• The problem
The answer is one number: how many lines in the data below hold "Press".

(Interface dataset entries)
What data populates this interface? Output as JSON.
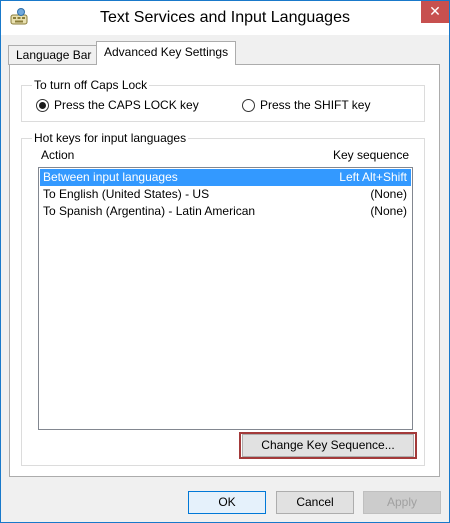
{
  "window": {
    "title": "Text Services and Input Languages",
    "close_glyph": "✕"
  },
  "tabs": [
    {
      "label": "Language Bar",
      "active": false
    },
    {
      "label": "Advanced Key Settings",
      "active": true
    }
  ],
  "caps_lock": {
    "group_label": "To turn off Caps Lock",
    "options": [
      {
        "label": "Press the CAPS LOCK key",
        "selected": true
      },
      {
        "label": "Press the SHIFT key",
        "selected": false
      }
    ]
  },
  "hotkeys": {
    "group_label": "Hot keys for input languages",
    "col_action": "Action",
    "col_key": "Key sequence",
    "rows": [
      {
        "action": "Between input languages",
        "key": "Left Alt+Shift",
        "selected": true
      },
      {
        "action": "To English (United States) - US",
        "key": "(None)",
        "selected": false
      },
      {
        "action": "To Spanish (Argentina) - Latin American",
        "key": "(None)",
        "selected": false
      }
    ],
    "change_button": "Change Key Sequence..."
  },
  "footer": {
    "ok": "OK",
    "cancel": "Cancel",
    "apply": "Apply"
  },
  "colors": {
    "selection": "#3399ff",
    "highlight": "#a33a3a",
    "close": "#c7504f"
  }
}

• Expected answer
2